Drummer Chris Piers (who when not talking seems like the most laid-back guy ever until he starts speaking and he tenses up and shotgun blasts out voluminous info which switches between academic dissertation and street punk rage) says, “most of our songs aren’t necessarily overly political, but that doesn’t mean that we as a band or we as persons are not political or don’t want to support social issues. You can exist and be a political band without being overt in your music. But if you are playing ska or punk, but you have to acknowledge that both of those genres were started by social and political movements! If someone is like keep politics out of ska or punk that person can go fuck themselves because they were started by those movements.

And that’s the other issue. As I’m sure you know, within the last 18 months or so, ska has EXPLODED and Catbite, along with bands like We are the Union, Bite Me Bambi, JER, and Flying Raccoon Suit have been leading the new charge. As for me, I always called Catbite a neo-two tone group and NOT a ska group because a) ska does have somewhat of a negative connotation due to the glut of bad ‘90s ska bands; and b) because the socio-political angle always seems to hover in Catbite’s universe, it seemed more appropriate to comapere them to, say the Selecter and Specials instead of, say… well, pick any band on Warped tour ’97.

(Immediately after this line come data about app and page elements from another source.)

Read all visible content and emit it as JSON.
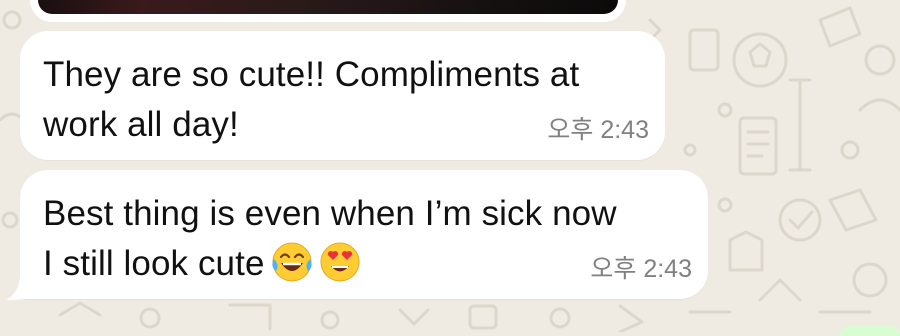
{
  "chat": {
    "wallpaper_icon": "doodle-pattern-icon",
    "messages": [
      {
        "line1": "They are so cute!! Compliments at",
        "line2": "work all day!",
        "time": "오후 2:43"
      },
      {
        "line1": "Best thing is even when I’m sick now",
        "line2": "I still look cute",
        "emojis": [
          "face-with-tears-of-joy-icon",
          "smiling-face-with-heart-eyes-icon"
        ],
        "time": "오후 2:43"
      }
    ]
  },
  "colors": {
    "background": "#efeae2",
    "incoming_bubble": "#ffffff",
    "outgoing_bubble": "#d9fdd3",
    "timestamp": "#808080",
    "text": "#111111"
  }
}
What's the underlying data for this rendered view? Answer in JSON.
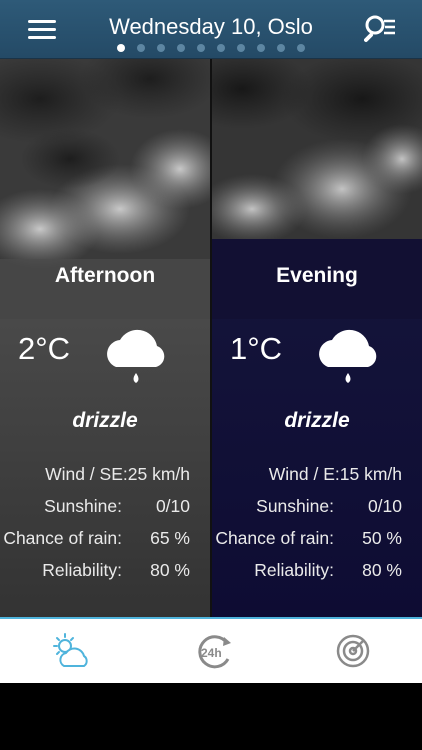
{
  "header": {
    "title": "Wednesday 10, Oslo",
    "page_count": 10,
    "active_page": 1
  },
  "panels": [
    {
      "title": "Afternoon",
      "temperature": "2°C",
      "condition": "drizzle",
      "icon": "cloud-drizzle-icon",
      "rows": [
        {
          "label": "Wind / SE:25 km/h",
          "value": ""
        },
        {
          "label": "Sunshine:",
          "value": "0/10"
        },
        {
          "label": "Chance of rain:",
          "value": "65 %"
        },
        {
          "label": "Reliability:",
          "value": "80 %"
        }
      ]
    },
    {
      "title": "Evening",
      "temperature": "1°C",
      "condition": "drizzle",
      "icon": "cloud-drizzle-icon",
      "rows": [
        {
          "label": "Wind / E:15 km/h",
          "value": ""
        },
        {
          "label": "Sunshine:",
          "value": "0/10"
        },
        {
          "label": "Chance of rain:",
          "value": "50 %"
        },
        {
          "label": "Reliability:",
          "value": "80 %"
        }
      ]
    }
  ],
  "tabbar": {
    "tabs": [
      {
        "icon": "partly-cloudy-icon",
        "active": true
      },
      {
        "icon": "24h-clock-icon",
        "label": "24h",
        "active": false
      },
      {
        "icon": "radar-icon",
        "active": false
      }
    ],
    "accent": "#4fb4dc"
  },
  "colors": {
    "header": "#2a5270",
    "left_panel": "#4a4a4a",
    "right_panel": "#0e0c33"
  }
}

But, if you ask Catbite, my opinion is wrong. They are ska and they ain’t ashamed. Piers says, “I think that if you cal y ourself ska, you’re ska. For me, I feel like certian folks have criteria for something to be ska, and I feel like mine is shorter. In the realm where ska had a stigma, I don’t give if a shit. If you want to call yourself ska, then you are ska.”

Hildebrand adds, “We pull heavily from traditional blue beat, two tone ska, rocksteady, we pull different pieces from here or there and its never the same two pieces of a song. Ska is the pizza, and whatever you put on top- power pop peppers, punk mushrooms, jazz onions…”

“Jazz onions, especially,” Luna interjects.

“There are so many layers of onions.” Hildebrand replies.

Piers continues, “I do want the album to go over well with the ska community. If it gets outside that, great. But the people who have been there with us from the beginning… I want it to be well received with them… oh… also… to anyone who is retaining the ‘ska is for dorks’ mentality- fuck off. I don’t give a fuck what you think. If you don’t like ska, you can go shit in your hat.”